mothers’ IDs have been “marked” or “blocked” by DHA. Due to the block on theìr mothers’ IDs, the children cannot get birth certificates and/or ID cards until the block has been removed by DHA.
Over 80% of at least 500,000 children without birth certificates are South African citizens
Using the General Household Survey and National Income Dynamics Survey (NIDS) data, the CI estimated that in 2017 there were about at least half a million (500,000) children in South Africa without birth certificates. In 2023, we believe that this number is likely to have increased significantly due to DHA offering fewer services in 2020 and 2021 during the COVID-19 period. The CI’s analysis of the profile of the children without birth certificates revealed that over 80% were likely South African citizens. The Department of Basic Education’s data, tabled by the DHA in its answering affidavit, shows that in 2022 there were 1,1 million learners attending public schools in South Africa without documents and at least 73% are SA citizens.

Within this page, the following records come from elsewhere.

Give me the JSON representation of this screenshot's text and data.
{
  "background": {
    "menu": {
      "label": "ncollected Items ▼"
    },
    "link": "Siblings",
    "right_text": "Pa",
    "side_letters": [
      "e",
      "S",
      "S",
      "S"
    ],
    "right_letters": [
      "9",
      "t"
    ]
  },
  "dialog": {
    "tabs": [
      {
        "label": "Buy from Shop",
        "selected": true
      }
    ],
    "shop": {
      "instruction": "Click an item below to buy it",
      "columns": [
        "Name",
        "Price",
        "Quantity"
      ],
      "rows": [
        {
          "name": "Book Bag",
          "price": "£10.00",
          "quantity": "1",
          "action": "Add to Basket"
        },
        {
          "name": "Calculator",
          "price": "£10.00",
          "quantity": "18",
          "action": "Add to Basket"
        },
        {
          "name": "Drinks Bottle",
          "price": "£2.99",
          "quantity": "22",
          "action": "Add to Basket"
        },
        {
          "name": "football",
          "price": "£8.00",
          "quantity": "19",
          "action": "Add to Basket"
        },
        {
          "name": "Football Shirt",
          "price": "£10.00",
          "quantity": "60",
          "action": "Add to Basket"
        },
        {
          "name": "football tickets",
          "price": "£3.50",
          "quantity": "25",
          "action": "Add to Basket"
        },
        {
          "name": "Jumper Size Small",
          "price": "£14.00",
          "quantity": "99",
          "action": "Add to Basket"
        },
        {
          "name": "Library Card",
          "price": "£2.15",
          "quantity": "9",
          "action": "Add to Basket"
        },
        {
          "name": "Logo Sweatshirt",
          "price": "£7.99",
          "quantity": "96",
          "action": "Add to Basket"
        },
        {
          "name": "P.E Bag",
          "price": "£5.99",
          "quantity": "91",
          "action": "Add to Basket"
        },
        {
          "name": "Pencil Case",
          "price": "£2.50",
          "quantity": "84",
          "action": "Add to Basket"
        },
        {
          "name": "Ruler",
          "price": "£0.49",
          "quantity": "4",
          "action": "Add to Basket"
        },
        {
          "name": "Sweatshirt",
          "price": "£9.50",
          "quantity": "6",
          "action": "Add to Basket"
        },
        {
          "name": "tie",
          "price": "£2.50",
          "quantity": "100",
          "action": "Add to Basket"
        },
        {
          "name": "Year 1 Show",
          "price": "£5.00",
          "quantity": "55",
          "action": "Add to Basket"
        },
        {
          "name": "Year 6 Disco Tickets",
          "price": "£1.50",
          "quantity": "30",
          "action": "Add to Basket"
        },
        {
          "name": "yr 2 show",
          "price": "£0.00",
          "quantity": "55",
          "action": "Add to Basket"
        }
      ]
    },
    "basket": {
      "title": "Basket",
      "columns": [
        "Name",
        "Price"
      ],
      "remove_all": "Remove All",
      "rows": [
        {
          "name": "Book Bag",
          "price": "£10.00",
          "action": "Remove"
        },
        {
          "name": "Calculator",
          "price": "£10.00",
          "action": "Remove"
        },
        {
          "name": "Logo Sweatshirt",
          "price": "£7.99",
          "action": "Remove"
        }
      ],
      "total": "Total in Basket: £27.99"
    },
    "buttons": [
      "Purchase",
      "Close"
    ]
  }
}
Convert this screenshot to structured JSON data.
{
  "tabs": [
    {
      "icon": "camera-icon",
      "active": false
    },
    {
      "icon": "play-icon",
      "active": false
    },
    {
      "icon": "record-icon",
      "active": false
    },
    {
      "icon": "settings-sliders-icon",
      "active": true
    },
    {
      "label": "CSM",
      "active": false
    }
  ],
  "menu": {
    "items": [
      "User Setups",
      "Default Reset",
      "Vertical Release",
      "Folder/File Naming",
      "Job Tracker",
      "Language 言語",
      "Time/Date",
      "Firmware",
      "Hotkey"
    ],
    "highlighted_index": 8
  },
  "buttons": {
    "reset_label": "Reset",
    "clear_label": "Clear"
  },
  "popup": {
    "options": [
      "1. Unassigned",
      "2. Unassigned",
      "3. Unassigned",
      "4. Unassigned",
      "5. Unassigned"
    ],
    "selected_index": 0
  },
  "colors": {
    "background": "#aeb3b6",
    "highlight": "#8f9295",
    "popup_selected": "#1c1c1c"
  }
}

“The Constitution establishes the best interest of the child as a self-standing right, as well as the principle crucial to the interpretation of all other rights. The case against the DHA shows that there has been no consideration for the best interest of the children in the process of blocking the parents’ ID documents. The practice of ID blocking stands to be found unconstitutional on that basis alone,” explains Liesl Muller, Senior Attorney at the Centre for Child Law.
DHA’s processes must be just and fair
Our evidence shows that children’s births can remain unregistered for many years due to DHA blocking the IDs of their mothers without following a just administrative procedure, and ensuring that investigations into administrative errors by DHA, suspected misrepresentation or suspected fraud are completed timeously.
The evidence from the CI also shows that mothers only become aware of their IDs being blocked when they try to give notice of their children’s birth at DHA. There is no communication from DHA notifying them that their IDs have been blocked before this. In addition to this injustice, DHA does not provide written reasons before or after the blocking the ID, and there is also no prescribed form to lodge an inquiry or to start an investigation.
We do not know how many children are affected by DHA’s ID blocking practice. DHA revealed in 2020, in response to a Parliamentary question, that there were over 800,000 adults with blocked IDs. In May 2023, likely in response to the LHR’s application, DHA agreed to unblock 1,4 million IDs, due to not being a high security risk, leaving 700,000 still blocked. Each of these adults with their blocked IDs will likely have one or more children adversely affected by the block. We have asked DHA to provide statistics on how many children are linked in the National Population Register to these blocked adults so that we can get a better idea of the size of the challenge.
The relief that the CI is seeking from the court is child specific:
- A declaration that the practice of blocking IDs violates the child’s right to have their best interests considered paramount, the right to a name and a nationality from birth, and the right to equality and dignity:
- The DHA should not be allowed to refuse the registration of a child’s birth, based on their parent’s ID being blocked; and
- DHA should also not be allowed to deny an ID number and South African citizenship to a child whose parent has a blocked ID. Instead, the child’s case should be assessed independently and following a fair administrative process – including providing the child personally or through a representative with written reasons and the opportunity to be heard, and their views to be considered.
To arrange an interview, contact:
Leanne Jansen-Thomas, Children’s Institute Communications Specialist
079 4949 411